TASK ITEM: An exact copy of the entries below is required, with all pictures removed.

[App and web page records]
───

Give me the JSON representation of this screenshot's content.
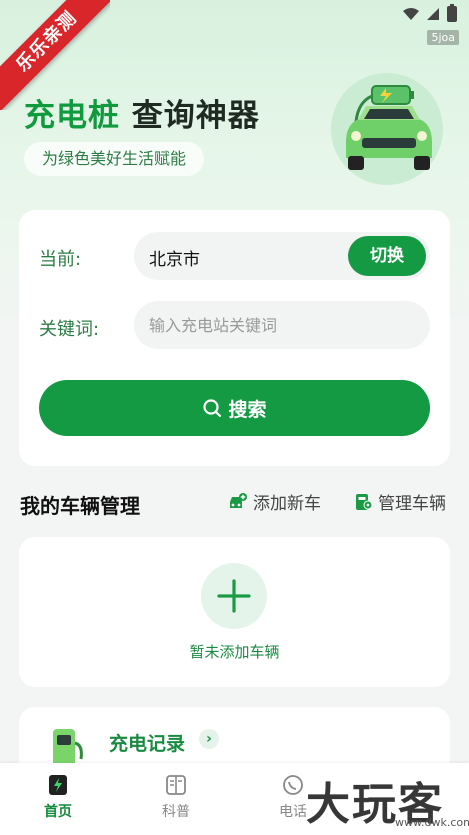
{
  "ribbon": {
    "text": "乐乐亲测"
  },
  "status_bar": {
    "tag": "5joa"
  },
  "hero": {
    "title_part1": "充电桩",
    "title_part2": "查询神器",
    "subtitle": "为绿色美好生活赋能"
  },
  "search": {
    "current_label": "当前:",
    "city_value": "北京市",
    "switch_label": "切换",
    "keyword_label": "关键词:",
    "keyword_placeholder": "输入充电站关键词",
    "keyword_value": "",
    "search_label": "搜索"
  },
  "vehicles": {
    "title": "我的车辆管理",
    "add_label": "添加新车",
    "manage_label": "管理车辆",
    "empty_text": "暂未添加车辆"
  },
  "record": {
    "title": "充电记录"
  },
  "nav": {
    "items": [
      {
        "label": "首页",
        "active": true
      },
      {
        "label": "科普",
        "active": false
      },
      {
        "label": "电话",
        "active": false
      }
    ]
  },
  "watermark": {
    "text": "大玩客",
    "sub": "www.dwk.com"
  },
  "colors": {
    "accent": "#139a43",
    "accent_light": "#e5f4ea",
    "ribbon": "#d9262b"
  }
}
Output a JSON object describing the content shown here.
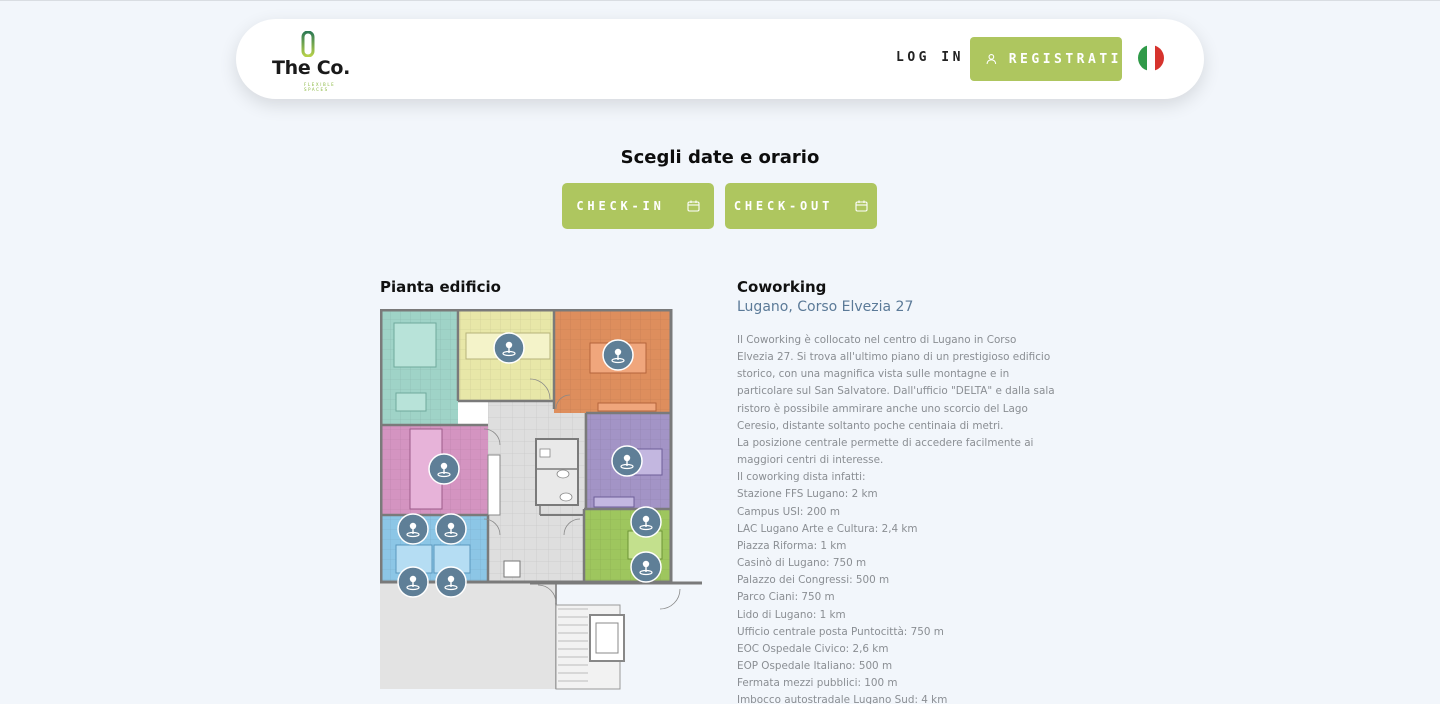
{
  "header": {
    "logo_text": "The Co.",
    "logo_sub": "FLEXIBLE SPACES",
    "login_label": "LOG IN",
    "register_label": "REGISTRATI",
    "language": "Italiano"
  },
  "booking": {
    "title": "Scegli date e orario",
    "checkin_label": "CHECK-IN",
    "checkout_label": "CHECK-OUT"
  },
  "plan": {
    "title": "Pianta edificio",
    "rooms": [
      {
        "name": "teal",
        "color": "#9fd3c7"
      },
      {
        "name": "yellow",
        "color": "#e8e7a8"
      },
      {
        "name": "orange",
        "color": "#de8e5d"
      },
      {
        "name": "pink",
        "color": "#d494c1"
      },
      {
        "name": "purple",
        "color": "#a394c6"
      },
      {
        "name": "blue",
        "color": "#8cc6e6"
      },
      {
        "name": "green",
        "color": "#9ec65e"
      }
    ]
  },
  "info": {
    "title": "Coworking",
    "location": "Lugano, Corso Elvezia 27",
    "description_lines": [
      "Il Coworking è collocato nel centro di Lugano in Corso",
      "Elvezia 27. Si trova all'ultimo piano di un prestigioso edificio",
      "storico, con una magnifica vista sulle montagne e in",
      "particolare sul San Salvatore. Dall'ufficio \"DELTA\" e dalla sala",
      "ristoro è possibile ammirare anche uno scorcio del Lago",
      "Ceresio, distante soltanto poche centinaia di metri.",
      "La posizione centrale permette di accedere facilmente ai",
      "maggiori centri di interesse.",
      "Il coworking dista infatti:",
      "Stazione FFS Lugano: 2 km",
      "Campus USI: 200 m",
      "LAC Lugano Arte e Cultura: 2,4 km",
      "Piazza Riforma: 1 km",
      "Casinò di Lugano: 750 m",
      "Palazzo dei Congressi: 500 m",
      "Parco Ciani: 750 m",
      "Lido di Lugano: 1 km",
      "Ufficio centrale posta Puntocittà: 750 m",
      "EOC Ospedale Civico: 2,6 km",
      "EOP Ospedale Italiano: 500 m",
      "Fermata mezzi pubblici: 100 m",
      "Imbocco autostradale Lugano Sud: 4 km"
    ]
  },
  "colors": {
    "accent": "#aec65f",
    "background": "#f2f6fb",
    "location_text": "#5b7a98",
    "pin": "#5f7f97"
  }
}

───

TASK RESULT:
Give me the JSON representation of this screenshot's content.
{
  "ribbon": {
    "text": "乐乐亲测"
  },
  "status_bar": {
    "tag": "5joa"
  },
  "hero": {
    "title_part1": "充电桩",
    "title_part2": "查询神器",
    "subtitle": "为绿色美好生活赋能"
  },
  "search": {
    "current_label": "当前:",
    "city_value": "北京市",
    "switch_label": "切换",
    "keyword_label": "关键词:",
    "keyword_placeholder": "输入充电站关键词",
    "keyword_value": "",
    "search_label": "搜索"
  },
  "vehicles": {
    "title": "我的车辆管理",
    "add_label": "添加新车",
    "manage_label": "管理车辆",
    "empty_text": "暂未添加车辆"
  },
  "record": {
    "title": "充电记录"
  },
  "nav": {
    "items": [
      {
        "label": "首页",
        "active": true
      },
      {
        "label": "科普",
        "active": false
      },
      {
        "label": "电话",
        "active": false
      }
    ]
  },
  "watermark": {
    "text": "大玩客",
    "sub": "www.dwk.com"
  },
  "colors": {
    "accent": "#139a43",
    "accent_light": "#e5f4ea",
    "ribbon": "#d9262b"
  }
}
Output a JSON object describing the content shown here.
{
  "header": {
    "logo_text": "The Co.",
    "logo_sub": "FLEXIBLE SPACES",
    "login_label": "LOG IN",
    "register_label": "REGISTRATI",
    "language": "Italiano"
  },
  "booking": {
    "title": "Scegli date e orario",
    "checkin_label": "CHECK-IN",
    "checkout_label": "CHECK-OUT"
  },
  "plan": {
    "title": "Pianta edificio",
    "rooms": [
      {
        "name": "teal",
        "color": "#9fd3c7"
      },
      {
        "name": "yellow",
        "color": "#e8e7a8"
      },
      {
        "name": "orange",
        "color": "#de8e5d"
      },
      {
        "name": "pink",
        "color": "#d494c1"
      },
      {
        "name": "purple",
        "color": "#a394c6"
      },
      {
        "name": "blue",
        "color": "#8cc6e6"
      },
      {
        "name": "green",
        "color": "#9ec65e"
      }
    ]
  },
  "info": {
    "title": "Coworking",
    "location": "Lugano, Corso Elvezia 27",
    "description_lines": [
      "Il Coworking è collocato nel centro di Lugano in Corso",
      "Elvezia 27. Si trova all'ultimo piano di un prestigioso edificio",
      "storico, con una magnifica vista sulle montagne e in",
      "particolare sul San Salvatore. Dall'ufficio \"DELTA\" e dalla sala",
      "ristoro è possibile ammirare anche uno scorcio del Lago",
      "Ceresio, distante soltanto poche centinaia di metri.",
      "La posizione centrale permette di accedere facilmente ai",
      "maggiori centri di interesse.",
      "Il coworking dista infatti:",
      "Stazione FFS Lugano: 2 km",
      "Campus USI: 200 m",
      "LAC Lugano Arte e Cultura: 2,4 km",
      "Piazza Riforma: 1 km",
      "Casinò di Lugano: 750 m",
      "Palazzo dei Congressi: 500 m",
      "Parco Ciani: 750 m",
      "Lido di Lugano: 1 km",
      "Ufficio centrale posta Puntocittà: 750 m",
      "EOC Ospedale Civico: 2,6 km",
      "EOP Ospedale Italiano: 500 m",
      "Fermata mezzi pubblici: 100 m",
      "Imbocco autostradale Lugano Sud: 4 km"
    ]
  },
  "colors": {
    "accent": "#aec65f",
    "background": "#f2f6fb",
    "location_text": "#5b7a98",
    "pin": "#5f7f97"
  }
}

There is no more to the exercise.